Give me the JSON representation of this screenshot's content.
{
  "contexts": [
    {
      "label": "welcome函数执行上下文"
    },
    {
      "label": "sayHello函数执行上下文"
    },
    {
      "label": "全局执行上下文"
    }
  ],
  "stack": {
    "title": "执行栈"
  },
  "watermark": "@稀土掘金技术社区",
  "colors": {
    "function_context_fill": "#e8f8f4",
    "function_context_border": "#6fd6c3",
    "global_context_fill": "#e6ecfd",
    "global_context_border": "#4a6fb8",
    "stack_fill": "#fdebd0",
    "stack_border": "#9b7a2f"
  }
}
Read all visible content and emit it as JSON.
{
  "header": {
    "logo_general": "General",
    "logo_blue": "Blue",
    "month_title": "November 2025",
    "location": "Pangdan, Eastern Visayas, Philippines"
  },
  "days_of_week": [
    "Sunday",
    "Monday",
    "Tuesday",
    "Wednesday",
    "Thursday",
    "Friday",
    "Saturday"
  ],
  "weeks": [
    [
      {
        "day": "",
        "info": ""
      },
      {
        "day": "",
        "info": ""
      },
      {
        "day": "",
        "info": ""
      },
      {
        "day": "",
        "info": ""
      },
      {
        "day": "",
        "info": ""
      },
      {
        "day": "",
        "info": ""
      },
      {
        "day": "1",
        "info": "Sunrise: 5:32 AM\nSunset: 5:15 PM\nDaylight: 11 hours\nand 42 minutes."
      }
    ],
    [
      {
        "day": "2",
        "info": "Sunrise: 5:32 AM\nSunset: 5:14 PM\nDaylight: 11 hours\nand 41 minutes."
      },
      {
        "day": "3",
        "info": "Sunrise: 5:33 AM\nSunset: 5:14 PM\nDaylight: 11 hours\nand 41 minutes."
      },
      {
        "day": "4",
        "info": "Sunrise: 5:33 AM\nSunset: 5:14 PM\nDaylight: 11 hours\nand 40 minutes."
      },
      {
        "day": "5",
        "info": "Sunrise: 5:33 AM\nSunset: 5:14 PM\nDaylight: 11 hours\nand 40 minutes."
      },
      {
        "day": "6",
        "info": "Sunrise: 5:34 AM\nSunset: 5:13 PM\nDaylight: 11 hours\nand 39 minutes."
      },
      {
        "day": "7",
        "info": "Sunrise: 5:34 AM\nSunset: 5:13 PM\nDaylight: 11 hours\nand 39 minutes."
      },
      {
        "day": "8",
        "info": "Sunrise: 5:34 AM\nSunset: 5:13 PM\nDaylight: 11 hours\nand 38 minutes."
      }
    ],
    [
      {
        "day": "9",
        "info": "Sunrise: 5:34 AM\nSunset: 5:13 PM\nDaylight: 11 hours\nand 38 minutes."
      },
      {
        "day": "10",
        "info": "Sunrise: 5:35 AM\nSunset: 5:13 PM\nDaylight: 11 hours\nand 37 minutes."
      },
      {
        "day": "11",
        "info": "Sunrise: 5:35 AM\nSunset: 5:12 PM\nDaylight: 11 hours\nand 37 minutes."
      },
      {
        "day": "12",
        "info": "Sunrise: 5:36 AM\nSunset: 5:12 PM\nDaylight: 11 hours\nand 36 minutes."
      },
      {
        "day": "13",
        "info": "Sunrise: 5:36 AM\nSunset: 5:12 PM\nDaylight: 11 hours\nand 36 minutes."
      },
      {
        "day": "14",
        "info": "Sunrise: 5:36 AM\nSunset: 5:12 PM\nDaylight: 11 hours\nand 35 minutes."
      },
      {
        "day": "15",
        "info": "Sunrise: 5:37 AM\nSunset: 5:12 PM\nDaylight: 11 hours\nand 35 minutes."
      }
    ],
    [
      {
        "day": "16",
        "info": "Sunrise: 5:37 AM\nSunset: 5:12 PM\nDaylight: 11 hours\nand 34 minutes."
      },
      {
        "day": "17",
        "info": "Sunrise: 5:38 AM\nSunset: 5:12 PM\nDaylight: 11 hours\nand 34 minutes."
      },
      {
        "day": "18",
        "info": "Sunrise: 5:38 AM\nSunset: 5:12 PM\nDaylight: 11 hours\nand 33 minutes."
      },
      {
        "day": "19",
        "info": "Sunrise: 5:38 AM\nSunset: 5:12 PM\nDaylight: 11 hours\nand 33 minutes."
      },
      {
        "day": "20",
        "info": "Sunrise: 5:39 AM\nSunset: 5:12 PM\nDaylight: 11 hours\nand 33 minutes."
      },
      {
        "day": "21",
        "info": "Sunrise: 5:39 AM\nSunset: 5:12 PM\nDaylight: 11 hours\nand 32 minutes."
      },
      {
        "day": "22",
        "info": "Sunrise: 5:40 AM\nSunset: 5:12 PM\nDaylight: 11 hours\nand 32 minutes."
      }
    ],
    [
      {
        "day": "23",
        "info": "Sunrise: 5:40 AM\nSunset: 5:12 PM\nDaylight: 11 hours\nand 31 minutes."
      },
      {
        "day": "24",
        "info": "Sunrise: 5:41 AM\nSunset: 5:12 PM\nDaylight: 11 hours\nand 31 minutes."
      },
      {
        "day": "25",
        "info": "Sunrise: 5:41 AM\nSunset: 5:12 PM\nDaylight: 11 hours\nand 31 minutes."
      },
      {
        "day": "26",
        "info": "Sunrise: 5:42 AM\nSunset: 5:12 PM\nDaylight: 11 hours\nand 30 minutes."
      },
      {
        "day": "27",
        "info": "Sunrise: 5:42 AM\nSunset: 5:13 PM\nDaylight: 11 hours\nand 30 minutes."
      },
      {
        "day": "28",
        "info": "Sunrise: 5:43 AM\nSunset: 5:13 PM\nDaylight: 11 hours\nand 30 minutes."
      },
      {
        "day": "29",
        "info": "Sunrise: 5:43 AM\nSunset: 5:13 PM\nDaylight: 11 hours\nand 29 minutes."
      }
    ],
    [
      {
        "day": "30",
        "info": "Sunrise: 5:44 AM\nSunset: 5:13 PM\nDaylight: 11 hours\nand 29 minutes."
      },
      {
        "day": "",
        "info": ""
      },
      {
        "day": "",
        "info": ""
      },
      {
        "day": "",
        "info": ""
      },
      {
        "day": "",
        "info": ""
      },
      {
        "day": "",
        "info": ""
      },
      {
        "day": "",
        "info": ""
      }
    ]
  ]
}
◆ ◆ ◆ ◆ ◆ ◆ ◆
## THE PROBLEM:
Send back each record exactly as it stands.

## EXERCISE RESPONSE:
Give me the JSON representation of this screenshot's content.
{
  "contexts": [
    {
      "label": "welcome函数执行上下文"
    },
    {
      "label": "sayHello函数执行上下文"
    },
    {
      "label": "全局执行上下文"
    }
  ],
  "stack": {
    "title": "执行栈"
  },
  "watermark": "@稀土掘金技术社区",
  "colors": {
    "function_context_fill": "#e8f8f4",
    "function_context_border": "#6fd6c3",
    "global_context_fill": "#e6ecfd",
    "global_context_border": "#4a6fb8",
    "stack_fill": "#fdebd0",
    "stack_border": "#9b7a2f"
  }
}
Read all visible content and emit it as JSON.
{
  "header": {
    "logo_general": "General",
    "logo_blue": "Blue",
    "month_title": "November 2025",
    "location": "Pangdan, Eastern Visayas, Philippines"
  },
  "days_of_week": [
    "Sunday",
    "Monday",
    "Tuesday",
    "Wednesday",
    "Thursday",
    "Friday",
    "Saturday"
  ],
  "weeks": [
    [
      {
        "day": "",
        "info": ""
      },
      {
        "day": "",
        "info": ""
      },
      {
        "day": "",
        "info": ""
      },
      {
        "day": "",
        "info": ""
      },
      {
        "day": "",
        "info": ""
      },
      {
        "day": "",
        "info": ""
      },
      {
        "day": "1",
        "info": "Sunrise: 5:32 AM\nSunset: 5:15 PM\nDaylight: 11 hours\nand 42 minutes."
      }
    ],
    [
      {
        "day": "2",
        "info": "Sunrise: 5:32 AM\nSunset: 5:14 PM\nDaylight: 11 hours\nand 41 minutes."
      },
      {
        "day": "3",
        "info": "Sunrise: 5:33 AM\nSunset: 5:14 PM\nDaylight: 11 hours\nand 41 minutes."
      },
      {
        "day": "4",
        "info": "Sunrise: 5:33 AM\nSunset: 5:14 PM\nDaylight: 11 hours\nand 40 minutes."
      },
      {
        "day": "5",
        "info": "Sunrise: 5:33 AM\nSunset: 5:14 PM\nDaylight: 11 hours\nand 40 minutes."
      },
      {
        "day": "6",
        "info": "Sunrise: 5:34 AM\nSunset: 5:13 PM\nDaylight: 11 hours\nand 39 minutes."
      },
      {
        "day": "7",
        "info": "Sunrise: 5:34 AM\nSunset: 5:13 PM\nDaylight: 11 hours\nand 39 minutes."
      },
      {
        "day": "8",
        "info": "Sunrise: 5:34 AM\nSunset: 5:13 PM\nDaylight: 11 hours\nand 38 minutes."
      }
    ],
    [
      {
        "day": "9",
        "info": "Sunrise: 5:34 AM\nSunset: 5:13 PM\nDaylight: 11 hours\nand 38 minutes."
      },
      {
        "day": "10",
        "info": "Sunrise: 5:35 AM\nSunset: 5:13 PM\nDaylight: 11 hours\nand 37 minutes."
      },
      {
        "day": "11",
        "info": "Sunrise: 5:35 AM\nSunset: 5:12 PM\nDaylight: 11 hours\nand 37 minutes."
      },
      {
        "day": "12",
        "info": "Sunrise: 5:36 AM\nSunset: 5:12 PM\nDaylight: 11 hours\nand 36 minutes."
      },
      {
        "day": "13",
        "info": "Sunrise: 5:36 AM\nSunset: 5:12 PM\nDaylight: 11 hours\nand 36 minutes."
      },
      {
        "day": "14",
        "info": "Sunrise: 5:36 AM\nSunset: 5:12 PM\nDaylight: 11 hours\nand 35 minutes."
      },
      {
        "day": "15",
        "info": "Sunrise: 5:37 AM\nSunset: 5:12 PM\nDaylight: 11 hours\nand 35 minutes."
      }
    ],
    [
      {
        "day": "16",
        "info": "Sunrise: 5:37 AM\nSunset: 5:12 PM\nDaylight: 11 hours\nand 34 minutes."
      },
      {
        "day": "17",
        "info": "Sunrise: 5:38 AM\nSunset: 5:12 PM\nDaylight: 11 hours\nand 34 minutes."
      },
      {
        "day": "18",
        "info": "Sunrise: 5:38 AM\nSunset: 5:12 PM\nDaylight: 11 hours\nand 33 minutes."
      },
      {
        "day": "19",
        "info": "Sunrise: 5:38 AM\nSunset: 5:12 PM\nDaylight: 11 hours\nand 33 minutes."
      },
      {
        "day": "20",
        "info": "Sunrise: 5:39 AM\nSunset: 5:12 PM\nDaylight: 11 hours\nand 33 minutes."
      },
      {
        "day": "21",
        "info": "Sunrise: 5:39 AM\nSunset: 5:12 PM\nDaylight: 11 hours\nand 32 minutes."
      },
      {
        "day": "22",
        "info": "Sunrise: 5:40 AM\nSunset: 5:12 PM\nDaylight: 11 hours\nand 32 minutes."
      }
    ],
    [
      {
        "day": "23",
        "info": "Sunrise: 5:40 AM\nSunset: 5:12 PM\nDaylight: 11 hours\nand 31 minutes."
      },
      {
        "day": "24",
        "info": "Sunrise: 5:41 AM\nSunset: 5:12 PM\nDaylight: 11 hours\nand 31 minutes."
      },
      {
        "day": "25",
        "info": "Sunrise: 5:41 AM\nSunset: 5:12 PM\nDaylight: 11 hours\nand 31 minutes."
      },
      {
        "day": "26",
        "info": "Sunrise: 5:42 AM\nSunset: 5:12 PM\nDaylight: 11 hours\nand 30 minutes."
      },
      {
        "day": "27",
        "info": "Sunrise: 5:42 AM\nSunset: 5:13 PM\nDaylight: 11 hours\nand 30 minutes."
      },
      {
        "day": "28",
        "info": "Sunrise: 5:43 AM\nSunset: 5:13 PM\nDaylight: 11 hours\nand 30 minutes."
      },
      {
        "day": "29",
        "info": "Sunrise: 5:43 AM\nSunset: 5:13 PM\nDaylight: 11 hours\nand 29 minutes."
      }
    ],
    [
      {
        "day": "30",
        "info": "Sunrise: 5:44 AM\nSunset: 5:13 PM\nDaylight: 11 hours\nand 29 minutes."
      },
      {
        "day": "",
        "info": ""
      },
      {
        "day": "",
        "info": ""
      },
      {
        "day": "",
        "info": ""
      },
      {
        "day": "",
        "info": ""
      },
      {
        "day": "",
        "info": ""
      },
      {
        "day": "",
        "info": ""
      }
    ]
  ]
}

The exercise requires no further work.